Trump remained furious with Pence even as the vice president was locked down in the Capitol as a pro-Trump mob ransacked the building, breaching the Senate chamber, with some even looking for the vice president.
Pence had been presiding in the Senate shortly before the insurgents broke in. Security removed him to an undisclosed location in the Capitol.
As the protesters rushed the Senate floor, taking a seat on the dais and rummaging through senators’ desks, one yelled: ‘Where’s Pence, show yourself!’
Meanwhile, one senior administration official, told The Washington Post that Trump was so mad at Pence ‘he couldn’t see straight.’
Other White House aides were angry Trump verbally castigated Pence when the vice president, who was secured in the Capitol building, was in harm’s way.

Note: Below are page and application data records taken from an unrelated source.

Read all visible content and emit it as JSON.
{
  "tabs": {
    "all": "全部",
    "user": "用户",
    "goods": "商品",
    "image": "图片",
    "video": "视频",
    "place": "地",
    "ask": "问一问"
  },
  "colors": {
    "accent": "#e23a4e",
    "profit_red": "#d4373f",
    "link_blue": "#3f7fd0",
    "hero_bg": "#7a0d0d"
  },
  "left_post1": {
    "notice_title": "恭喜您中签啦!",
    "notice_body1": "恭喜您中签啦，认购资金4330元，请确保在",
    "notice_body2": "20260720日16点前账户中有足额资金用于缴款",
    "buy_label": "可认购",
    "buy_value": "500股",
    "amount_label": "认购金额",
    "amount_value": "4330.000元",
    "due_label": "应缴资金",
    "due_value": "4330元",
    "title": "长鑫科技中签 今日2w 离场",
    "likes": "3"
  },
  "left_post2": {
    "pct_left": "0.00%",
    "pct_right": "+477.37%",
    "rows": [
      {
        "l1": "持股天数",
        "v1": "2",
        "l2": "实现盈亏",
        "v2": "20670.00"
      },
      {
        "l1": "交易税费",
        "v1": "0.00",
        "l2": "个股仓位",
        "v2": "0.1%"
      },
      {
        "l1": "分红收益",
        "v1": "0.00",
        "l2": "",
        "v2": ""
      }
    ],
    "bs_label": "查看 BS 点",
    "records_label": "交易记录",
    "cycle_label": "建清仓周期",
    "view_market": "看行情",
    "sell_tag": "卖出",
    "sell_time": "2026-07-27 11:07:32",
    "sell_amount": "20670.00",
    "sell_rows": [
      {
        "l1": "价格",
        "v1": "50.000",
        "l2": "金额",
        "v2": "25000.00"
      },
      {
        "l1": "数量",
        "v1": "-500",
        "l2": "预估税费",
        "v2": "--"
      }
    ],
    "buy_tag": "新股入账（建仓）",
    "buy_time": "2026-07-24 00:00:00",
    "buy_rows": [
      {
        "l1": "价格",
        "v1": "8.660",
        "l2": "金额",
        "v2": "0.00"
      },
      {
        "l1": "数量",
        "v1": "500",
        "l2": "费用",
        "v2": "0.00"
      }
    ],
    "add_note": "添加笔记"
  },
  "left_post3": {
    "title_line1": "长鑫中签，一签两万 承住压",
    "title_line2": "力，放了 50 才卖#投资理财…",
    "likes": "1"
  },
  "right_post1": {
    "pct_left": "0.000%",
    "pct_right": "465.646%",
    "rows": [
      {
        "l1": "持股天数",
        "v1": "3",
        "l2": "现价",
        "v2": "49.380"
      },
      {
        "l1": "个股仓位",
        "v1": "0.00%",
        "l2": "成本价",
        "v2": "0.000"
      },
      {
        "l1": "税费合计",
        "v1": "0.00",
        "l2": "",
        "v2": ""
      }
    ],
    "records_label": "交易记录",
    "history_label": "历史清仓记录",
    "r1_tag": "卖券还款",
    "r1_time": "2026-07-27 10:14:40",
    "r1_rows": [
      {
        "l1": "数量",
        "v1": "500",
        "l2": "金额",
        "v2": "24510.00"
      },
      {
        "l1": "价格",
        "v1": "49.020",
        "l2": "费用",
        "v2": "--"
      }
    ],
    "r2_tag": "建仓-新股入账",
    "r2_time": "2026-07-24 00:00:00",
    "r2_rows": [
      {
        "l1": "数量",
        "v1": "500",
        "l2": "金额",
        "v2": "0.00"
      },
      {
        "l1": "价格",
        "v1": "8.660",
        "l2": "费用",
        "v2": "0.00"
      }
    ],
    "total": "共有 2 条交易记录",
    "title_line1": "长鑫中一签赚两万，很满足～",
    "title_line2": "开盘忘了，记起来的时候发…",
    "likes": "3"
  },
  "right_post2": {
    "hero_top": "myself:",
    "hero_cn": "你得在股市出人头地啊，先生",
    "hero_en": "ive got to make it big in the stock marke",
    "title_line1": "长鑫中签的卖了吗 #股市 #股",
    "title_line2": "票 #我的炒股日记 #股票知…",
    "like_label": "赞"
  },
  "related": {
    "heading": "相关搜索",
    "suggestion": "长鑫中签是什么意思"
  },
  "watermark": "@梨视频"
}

A former senior administration official briefed on the president’s private conversations told the newspaper: ‘The thing he was most upset about and couldn’t get over all day was the Pence betrayal. … All day, it was a theme of, ‘I made this guy, I saved him from a political death, and here he stabbed me in the back.”
Trump was so angry he tried to bar Pence’s top aide, his chief of staff Marc Short, from entering the White House complex.
Vice President Mike Pence presided over the Joint Session that formally certified Joe Biden’s victory in the presidential election; his role was largely ceremonial
The pro-Trump insurgents stormed the Capitol, breaching the Senate chamber where Pence had been presiding moments before
When rioters entered the Senate chamber one was heard asking where Pence was
Before the Joint Session of Congress, President Trump publicly encouraged Pence to illegally overturn the election results in a rally with supporters – a power Pence didn’t have
Pence spent all of Wednesday on Capitol Hill and tweeted his thanks to officers
Before the Joint Session of Congress, Trump addressed a rally of supporters on the ellipse of National Mall, just outside the White House. He encouraged them to march on the Capitol and falsely claimed Pence held his election fate.
‘If Mike Pence does the right thing, we win the election,’ Trump said.
But he also demonstrated he doesn’t understand Pence’s role in presiding over the session.
‘All Vice President Pence has to do is send it back to the states to recertify and we become president,’ Trump claimed, which is false. Pence doesn’t have that power and such a move would not give Trump a victory.
Biden won the electoral college vote, 306 to 232, and the popular vote. Trump had repeatedly refused to concede and falsely claimed the election was fraudulent, despite providing no proof and no court upholding his charges.
The president finally conceded after Congress certified Biden’s win.
‘Even though I totally disagree with the outcome of the election, and the facts bear me out, nevertheless there will be an orderly transition on January 20,’ Trump said in a statement that aides posted on Twitter after the president’s account was locked for stirring up violence.
‘I have always said we would continue our fight to ensure that only legal votes were counted,’ Trump said. ‘While this represents the end of the greatest first term in presidential history, it’s only the beginning of our fight to Make America Great Again.’
Pence never left the Capitol on Wednesday. He was quick to denounce the mob that stormed the building and posted photos on Twitter of himself thanking police officers who had been on duty.
And he was the one that gaveled the Joint Session to a close in the early morning hours of Thursday, officially certifying Biden as the 46th president and Kamala Harris as the next vice president.
Pence made the final announcement after a nearly 15-hour saga that saw four people die; a mob ransack the Capitol, breaking windows and destroying furniture; and saw pipe bombs, long guns and Molotov cocktails discovered on the Capitol grounds – and left America’s image as the beacon of democracy reeling.
He ended the day with a simple statement at 3:41 a.m. ET, announcing Biden’s 306 vote tally to Trump’s 232 votes in the electoral college. It takes 270 to win.
‘The announcement of the state of the vote by the President of the Senate shall be deemed a sufficient declaration of the persons elected president and vice president of the United States, each for the term beginning on the 20th day of January, 2021,’P Pence said.